> [Records shown]:
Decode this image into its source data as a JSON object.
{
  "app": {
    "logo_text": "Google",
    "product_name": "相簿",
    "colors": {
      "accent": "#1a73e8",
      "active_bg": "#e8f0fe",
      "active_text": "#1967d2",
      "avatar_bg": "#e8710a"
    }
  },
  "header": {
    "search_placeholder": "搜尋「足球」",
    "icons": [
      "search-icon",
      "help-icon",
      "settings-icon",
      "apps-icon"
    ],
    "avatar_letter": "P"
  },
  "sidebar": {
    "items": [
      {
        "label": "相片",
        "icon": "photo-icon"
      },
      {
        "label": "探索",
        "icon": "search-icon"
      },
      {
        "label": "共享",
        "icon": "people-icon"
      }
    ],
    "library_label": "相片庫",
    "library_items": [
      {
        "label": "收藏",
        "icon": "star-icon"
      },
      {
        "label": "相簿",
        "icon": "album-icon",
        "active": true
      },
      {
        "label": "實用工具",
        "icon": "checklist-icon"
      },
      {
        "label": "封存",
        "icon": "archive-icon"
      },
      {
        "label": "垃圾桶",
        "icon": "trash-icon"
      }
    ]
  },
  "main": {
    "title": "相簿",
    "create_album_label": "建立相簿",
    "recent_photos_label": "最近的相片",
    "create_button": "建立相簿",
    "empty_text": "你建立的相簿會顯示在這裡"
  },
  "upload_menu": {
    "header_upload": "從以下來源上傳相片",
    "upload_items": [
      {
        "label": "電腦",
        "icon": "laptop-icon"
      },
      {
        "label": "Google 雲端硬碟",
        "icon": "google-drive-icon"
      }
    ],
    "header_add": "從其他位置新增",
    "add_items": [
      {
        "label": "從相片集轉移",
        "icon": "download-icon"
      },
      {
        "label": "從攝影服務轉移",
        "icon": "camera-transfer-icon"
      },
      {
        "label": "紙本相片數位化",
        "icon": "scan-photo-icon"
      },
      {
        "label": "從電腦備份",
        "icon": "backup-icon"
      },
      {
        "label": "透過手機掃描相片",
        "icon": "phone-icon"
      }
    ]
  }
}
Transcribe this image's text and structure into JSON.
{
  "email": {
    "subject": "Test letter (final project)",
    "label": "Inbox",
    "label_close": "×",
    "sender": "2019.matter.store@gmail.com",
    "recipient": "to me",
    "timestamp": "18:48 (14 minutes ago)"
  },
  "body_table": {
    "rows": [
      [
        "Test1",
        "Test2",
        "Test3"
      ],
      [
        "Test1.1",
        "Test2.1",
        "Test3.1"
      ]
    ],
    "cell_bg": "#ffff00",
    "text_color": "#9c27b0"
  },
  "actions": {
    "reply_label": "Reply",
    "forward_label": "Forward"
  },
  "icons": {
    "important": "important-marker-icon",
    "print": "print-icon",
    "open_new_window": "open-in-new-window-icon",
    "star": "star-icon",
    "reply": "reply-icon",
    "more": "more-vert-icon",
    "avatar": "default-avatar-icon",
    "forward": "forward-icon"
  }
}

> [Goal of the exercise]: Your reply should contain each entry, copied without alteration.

> [Solution to the exercise]:
Decode this image into its source data as a JSON object.
{
  "app": {
    "logo_text": "Google",
    "product_name": "相簿",
    "colors": {
      "accent": "#1a73e8",
      "active_bg": "#e8f0fe",
      "active_text": "#1967d2",
      "avatar_bg": "#e8710a"
    }
  },
  "header": {
    "search_placeholder": "搜尋「足球」",
    "icons": [
      "search-icon",
      "help-icon",
      "settings-icon",
      "apps-icon"
    ],
    "avatar_letter": "P"
  },
  "sidebar": {
    "items": [
      {
        "label": "相片",
        "icon": "photo-icon"
      },
      {
        "label": "探索",
        "icon": "search-icon"
      },
      {
        "label": "共享",
        "icon": "people-icon"
      }
    ],
    "library_label": "相片庫",
    "library_items": [
      {
        "label": "收藏",
        "icon": "star-icon"
      },
      {
        "label": "相簿",
        "icon": "album-icon",
        "active": true
      },
      {
        "label": "實用工具",
        "icon": "checklist-icon"
      },
      {
        "label": "封存",
        "icon": "archive-icon"
      },
      {
        "label": "垃圾桶",
        "icon": "trash-icon"
      }
    ]
  },
  "main": {
    "title": "相簿",
    "create_album_label": "建立相簿",
    "recent_photos_label": "最近的相片",
    "create_button": "建立相簿",
    "empty_text": "你建立的相簿會顯示在這裡"
  },
  "upload_menu": {
    "header_upload": "從以下來源上傳相片",
    "upload_items": [
      {
        "label": "電腦",
        "icon": "laptop-icon"
      },
      {
        "label": "Google 雲端硬碟",
        "icon": "google-drive-icon"
      }
    ],
    "header_add": "從其他位置新增",
    "add_items": [
      {
        "label": "從相片集轉移",
        "icon": "download-icon"
      },
      {
        "label": "從攝影服務轉移",
        "icon": "camera-transfer-icon"
      },
      {
        "label": "紙本相片數位化",
        "icon": "scan-photo-icon"
      },
      {
        "label": "從電腦備份",
        "icon": "backup-icon"
      },
      {
        "label": "透過手機掃描相片",
        "icon": "phone-icon"
      }
    ]
  }
}
Transcribe this image's text and structure into JSON.
{
  "email": {
    "subject": "Test letter (final project)",
    "label": "Inbox",
    "label_close": "×",
    "sender": "2019.matter.store@gmail.com",
    "recipient": "to me",
    "timestamp": "18:48 (14 minutes ago)"
  },
  "body_table": {
    "rows": [
      [
        "Test1",
        "Test2",
        "Test3"
      ],
      [
        "Test1.1",
        "Test2.1",
        "Test3.1"
      ]
    ],
    "cell_bg": "#ffff00",
    "text_color": "#9c27b0"
  },
  "actions": {
    "reply_label": "Reply",
    "forward_label": "Forward"
  },
  "icons": {
    "important": "important-marker-icon",
    "print": "print-icon",
    "open_new_window": "open-in-new-window-icon",
    "star": "star-icon",
    "reply": "reply-icon",
    "more": "more-vert-icon",
    "avatar": "default-avatar-icon",
    "forward": "forward-icon"
  }
}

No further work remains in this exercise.